3D CG anime has gotten a deservedly bad rap over the years thanks to a glut of cheap, low-quality animation, but studios have been upping their game recently, as seen in projects like Expelled from Paradise, The Dragon Dentist, and Animator Expo. Studio Orange, who animated the blistering mecha fight scenes in Code Geass: Akito the Exiled, turn in their best work yet in Land of the Lustrous. The fights are soaring, acrobatic affairs, showcasing the limber bodies of the Lustrous and taking advantage of dynamic camera angles made practical through the use of computer graphics. But the larger innovation is in the realm of character animation, where the posing and timing is crafted with a level of detail usually reserved for hand-drawn anime! Phos in particular steals the show. They bounce across the screen in nearly every scene, perfectly matching the exuberant performance of voice actor Tomoyo Kurosawa (Kumiko in Sound! Euphonium). In addition to the 3D models, 2D animators provide supplementary close-ups and facial animation, most of which is seamlessly integrated.
What’s most exciting about the CG, however, is how Orange embraces it instead of slavishly recreating the look of hand-drawn anime. The light bouncing off the Lustrous’s prismatic hair and shattered bodies would be nearly impossible in a hand-drawn production, and the show uses a number of fluid and particle effects, mostly to good effect (nobody’s denying that there’s room for improvement in anime CG). Too many modern productions rely on cel shading, ignoring CG animation’s rich array of materials and special effects.
And it’s not just the animation that makes this a standout production.

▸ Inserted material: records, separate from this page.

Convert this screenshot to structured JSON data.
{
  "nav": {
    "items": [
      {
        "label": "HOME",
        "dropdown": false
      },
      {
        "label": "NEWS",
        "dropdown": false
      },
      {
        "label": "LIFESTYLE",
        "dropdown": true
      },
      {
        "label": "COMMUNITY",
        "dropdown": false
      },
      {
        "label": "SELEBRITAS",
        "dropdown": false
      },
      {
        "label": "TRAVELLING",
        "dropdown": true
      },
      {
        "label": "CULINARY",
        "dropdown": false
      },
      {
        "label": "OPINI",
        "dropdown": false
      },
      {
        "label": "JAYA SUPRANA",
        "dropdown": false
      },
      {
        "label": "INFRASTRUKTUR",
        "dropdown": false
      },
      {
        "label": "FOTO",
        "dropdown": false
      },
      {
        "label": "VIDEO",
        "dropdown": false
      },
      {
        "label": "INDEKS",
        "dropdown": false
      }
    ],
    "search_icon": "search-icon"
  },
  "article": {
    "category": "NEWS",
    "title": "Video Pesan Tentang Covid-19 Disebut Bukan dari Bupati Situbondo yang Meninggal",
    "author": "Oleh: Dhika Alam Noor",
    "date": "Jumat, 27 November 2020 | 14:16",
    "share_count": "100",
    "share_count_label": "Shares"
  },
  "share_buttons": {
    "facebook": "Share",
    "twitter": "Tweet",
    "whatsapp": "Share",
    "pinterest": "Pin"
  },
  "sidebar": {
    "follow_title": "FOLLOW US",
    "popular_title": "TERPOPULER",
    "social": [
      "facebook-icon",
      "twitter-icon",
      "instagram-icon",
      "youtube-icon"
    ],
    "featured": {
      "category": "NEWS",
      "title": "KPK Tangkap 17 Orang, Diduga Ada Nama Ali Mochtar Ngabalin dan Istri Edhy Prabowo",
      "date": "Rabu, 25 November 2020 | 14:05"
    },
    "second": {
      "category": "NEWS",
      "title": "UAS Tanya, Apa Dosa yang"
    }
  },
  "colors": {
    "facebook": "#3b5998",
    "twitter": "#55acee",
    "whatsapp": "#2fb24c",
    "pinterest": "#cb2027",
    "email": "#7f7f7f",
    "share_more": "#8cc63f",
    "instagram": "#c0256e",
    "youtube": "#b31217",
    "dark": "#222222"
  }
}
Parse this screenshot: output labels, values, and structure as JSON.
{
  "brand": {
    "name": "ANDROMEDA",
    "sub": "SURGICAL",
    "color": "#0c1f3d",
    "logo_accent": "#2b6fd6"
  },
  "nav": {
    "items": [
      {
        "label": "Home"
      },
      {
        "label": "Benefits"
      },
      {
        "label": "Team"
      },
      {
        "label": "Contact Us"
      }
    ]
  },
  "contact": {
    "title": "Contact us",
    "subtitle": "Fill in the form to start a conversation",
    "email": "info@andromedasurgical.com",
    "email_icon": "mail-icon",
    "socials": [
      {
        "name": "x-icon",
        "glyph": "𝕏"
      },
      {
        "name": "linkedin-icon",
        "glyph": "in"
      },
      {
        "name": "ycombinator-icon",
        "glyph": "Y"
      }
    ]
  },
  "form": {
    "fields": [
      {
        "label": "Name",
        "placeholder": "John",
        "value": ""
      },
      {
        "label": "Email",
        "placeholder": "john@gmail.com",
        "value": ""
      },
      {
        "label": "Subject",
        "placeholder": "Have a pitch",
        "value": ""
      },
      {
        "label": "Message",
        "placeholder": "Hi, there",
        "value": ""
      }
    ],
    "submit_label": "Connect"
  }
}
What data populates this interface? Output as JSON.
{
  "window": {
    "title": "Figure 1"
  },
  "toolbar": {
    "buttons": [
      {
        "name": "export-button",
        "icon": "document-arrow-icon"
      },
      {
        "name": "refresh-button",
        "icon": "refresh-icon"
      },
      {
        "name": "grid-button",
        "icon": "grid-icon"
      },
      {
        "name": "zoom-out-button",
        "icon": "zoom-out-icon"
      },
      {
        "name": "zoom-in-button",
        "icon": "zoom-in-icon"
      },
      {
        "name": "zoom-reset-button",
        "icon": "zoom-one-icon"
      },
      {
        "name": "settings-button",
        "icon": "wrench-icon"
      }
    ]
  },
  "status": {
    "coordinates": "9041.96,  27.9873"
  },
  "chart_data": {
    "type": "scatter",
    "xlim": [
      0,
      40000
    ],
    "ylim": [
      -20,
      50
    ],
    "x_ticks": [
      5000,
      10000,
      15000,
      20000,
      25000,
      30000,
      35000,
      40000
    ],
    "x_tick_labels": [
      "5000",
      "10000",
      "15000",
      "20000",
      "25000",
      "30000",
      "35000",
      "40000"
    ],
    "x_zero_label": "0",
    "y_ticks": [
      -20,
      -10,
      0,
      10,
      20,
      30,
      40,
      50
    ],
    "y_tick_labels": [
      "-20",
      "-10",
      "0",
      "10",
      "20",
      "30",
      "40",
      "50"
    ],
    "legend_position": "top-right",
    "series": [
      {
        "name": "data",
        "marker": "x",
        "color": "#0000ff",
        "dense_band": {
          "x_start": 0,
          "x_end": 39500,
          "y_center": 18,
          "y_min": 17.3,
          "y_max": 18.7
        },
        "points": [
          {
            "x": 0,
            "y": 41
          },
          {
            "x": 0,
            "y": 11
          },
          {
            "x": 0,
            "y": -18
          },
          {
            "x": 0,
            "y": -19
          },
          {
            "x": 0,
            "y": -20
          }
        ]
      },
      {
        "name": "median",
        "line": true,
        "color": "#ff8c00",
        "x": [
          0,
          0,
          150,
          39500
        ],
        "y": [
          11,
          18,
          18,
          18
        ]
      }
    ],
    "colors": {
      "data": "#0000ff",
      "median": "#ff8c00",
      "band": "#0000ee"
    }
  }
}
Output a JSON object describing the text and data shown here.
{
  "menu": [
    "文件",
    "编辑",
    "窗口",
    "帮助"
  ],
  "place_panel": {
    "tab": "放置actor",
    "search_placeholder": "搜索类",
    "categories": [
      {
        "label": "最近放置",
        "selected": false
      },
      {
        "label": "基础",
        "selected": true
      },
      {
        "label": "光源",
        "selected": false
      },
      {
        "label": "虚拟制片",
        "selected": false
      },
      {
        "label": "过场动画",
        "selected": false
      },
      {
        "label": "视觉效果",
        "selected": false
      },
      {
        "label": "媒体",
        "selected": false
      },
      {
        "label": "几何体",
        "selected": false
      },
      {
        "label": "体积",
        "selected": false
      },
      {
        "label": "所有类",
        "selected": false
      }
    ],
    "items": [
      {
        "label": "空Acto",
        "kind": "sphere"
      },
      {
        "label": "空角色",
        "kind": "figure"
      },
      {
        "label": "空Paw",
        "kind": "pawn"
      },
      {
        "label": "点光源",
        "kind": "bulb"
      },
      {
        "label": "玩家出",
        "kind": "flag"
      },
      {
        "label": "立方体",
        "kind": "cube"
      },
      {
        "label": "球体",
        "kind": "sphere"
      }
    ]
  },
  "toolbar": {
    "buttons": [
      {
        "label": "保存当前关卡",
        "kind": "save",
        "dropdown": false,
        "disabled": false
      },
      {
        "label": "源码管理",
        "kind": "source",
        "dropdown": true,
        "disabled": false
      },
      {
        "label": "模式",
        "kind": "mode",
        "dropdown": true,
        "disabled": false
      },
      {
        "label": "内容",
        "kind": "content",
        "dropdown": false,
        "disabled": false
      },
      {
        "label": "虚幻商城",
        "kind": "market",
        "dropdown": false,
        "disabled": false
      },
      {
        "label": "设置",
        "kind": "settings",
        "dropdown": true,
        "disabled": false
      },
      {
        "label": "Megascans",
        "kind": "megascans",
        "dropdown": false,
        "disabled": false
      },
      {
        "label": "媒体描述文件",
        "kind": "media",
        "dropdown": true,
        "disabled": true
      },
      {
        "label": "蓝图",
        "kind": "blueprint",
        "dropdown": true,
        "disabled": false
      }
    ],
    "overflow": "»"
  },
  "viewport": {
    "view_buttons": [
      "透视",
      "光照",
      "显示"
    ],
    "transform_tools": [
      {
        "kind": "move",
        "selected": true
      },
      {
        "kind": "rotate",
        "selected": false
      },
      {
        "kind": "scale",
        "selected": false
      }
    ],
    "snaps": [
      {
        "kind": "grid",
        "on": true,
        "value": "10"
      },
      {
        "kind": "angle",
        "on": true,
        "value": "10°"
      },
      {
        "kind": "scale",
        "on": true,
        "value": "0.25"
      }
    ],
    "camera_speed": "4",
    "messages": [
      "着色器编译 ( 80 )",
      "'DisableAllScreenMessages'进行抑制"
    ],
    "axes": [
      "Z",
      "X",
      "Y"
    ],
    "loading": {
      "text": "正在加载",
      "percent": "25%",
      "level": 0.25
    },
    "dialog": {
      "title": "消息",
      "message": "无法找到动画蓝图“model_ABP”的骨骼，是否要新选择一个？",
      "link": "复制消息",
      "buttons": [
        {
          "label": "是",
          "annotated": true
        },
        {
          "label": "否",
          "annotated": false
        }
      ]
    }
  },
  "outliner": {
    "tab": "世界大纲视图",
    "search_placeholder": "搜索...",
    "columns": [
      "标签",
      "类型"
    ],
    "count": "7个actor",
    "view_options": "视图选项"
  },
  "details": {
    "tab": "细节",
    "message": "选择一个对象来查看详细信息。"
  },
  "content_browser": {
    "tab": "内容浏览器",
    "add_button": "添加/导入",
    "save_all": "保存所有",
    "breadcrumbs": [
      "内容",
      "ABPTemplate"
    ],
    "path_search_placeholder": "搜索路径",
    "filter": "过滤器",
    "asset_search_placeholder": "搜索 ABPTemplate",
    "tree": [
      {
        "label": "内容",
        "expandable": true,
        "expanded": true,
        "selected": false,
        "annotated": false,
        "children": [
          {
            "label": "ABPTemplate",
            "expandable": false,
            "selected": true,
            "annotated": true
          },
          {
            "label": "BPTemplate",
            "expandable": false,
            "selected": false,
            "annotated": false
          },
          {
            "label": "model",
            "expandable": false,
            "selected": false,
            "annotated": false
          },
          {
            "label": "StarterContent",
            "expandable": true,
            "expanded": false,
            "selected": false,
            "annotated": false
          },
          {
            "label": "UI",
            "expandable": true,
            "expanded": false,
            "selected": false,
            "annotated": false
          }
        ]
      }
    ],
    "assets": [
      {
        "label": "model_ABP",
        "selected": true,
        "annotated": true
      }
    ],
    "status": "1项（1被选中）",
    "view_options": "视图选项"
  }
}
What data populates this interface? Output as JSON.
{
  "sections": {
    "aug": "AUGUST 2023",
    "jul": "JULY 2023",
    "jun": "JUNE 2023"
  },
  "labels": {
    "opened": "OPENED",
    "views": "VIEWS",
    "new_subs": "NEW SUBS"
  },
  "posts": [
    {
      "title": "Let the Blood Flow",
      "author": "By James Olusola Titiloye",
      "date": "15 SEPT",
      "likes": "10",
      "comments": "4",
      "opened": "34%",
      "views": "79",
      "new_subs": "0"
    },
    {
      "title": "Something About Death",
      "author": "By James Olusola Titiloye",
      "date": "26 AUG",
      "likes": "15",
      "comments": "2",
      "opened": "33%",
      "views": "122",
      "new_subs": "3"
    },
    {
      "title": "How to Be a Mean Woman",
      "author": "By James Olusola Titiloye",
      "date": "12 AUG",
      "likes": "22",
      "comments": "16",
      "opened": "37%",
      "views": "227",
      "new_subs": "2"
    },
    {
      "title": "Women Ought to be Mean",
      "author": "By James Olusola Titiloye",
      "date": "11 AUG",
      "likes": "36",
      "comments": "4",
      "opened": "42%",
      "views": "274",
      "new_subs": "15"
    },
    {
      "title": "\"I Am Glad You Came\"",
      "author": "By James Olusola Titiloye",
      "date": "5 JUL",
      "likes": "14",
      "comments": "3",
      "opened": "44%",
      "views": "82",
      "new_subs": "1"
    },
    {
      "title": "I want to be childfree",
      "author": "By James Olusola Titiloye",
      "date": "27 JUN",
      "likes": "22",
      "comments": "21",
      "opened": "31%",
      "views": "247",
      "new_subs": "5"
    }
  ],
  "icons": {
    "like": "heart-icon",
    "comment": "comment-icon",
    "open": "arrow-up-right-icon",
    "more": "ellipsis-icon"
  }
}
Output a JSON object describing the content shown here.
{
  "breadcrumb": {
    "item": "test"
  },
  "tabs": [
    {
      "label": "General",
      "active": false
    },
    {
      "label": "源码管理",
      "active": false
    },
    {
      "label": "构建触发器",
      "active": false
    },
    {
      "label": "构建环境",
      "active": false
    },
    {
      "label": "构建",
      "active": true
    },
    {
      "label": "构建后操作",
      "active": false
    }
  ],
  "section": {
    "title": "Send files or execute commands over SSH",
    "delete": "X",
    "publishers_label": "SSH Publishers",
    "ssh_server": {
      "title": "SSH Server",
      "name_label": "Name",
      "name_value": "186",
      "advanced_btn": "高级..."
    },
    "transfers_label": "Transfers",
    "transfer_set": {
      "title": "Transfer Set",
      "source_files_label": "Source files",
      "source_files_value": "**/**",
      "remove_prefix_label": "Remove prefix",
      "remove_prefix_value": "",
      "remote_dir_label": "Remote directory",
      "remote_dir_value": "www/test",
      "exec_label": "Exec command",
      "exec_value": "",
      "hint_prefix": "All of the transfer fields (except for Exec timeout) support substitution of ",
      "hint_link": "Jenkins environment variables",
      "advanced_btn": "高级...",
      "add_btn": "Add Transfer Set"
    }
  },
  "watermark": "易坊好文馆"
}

An orchestral score, sparse but textured backgrounds, and art direction that captures and improves upon the swirling, spiritual atmosphere of Ichikawa’s manga make Land of the Lustrous one of the best looking TV anime in recent memory. I wouldn’t be surprised if we look back on this series years from now as a turning point for CG anime.
As I write this, Land of the Lustrous is still airing on Amazon’s Anime Strike channel; trust me, it’s actually worth braving the infamous double paywall for this one. There hasn’t been a dull episode yet, and I’m excited to see how the remainder of the series plays out. It’s a dazzling, multifaceted show that shines brighter the longer you watch it, not unlike the gemstones whose stories it tells. The next time you want to convince someone of the dizzying variety of stories available in Japanese animation, tell them about Land of the Lustrous.
Land of the Lustrous is available from Sentai Filmworks and Anime Strike.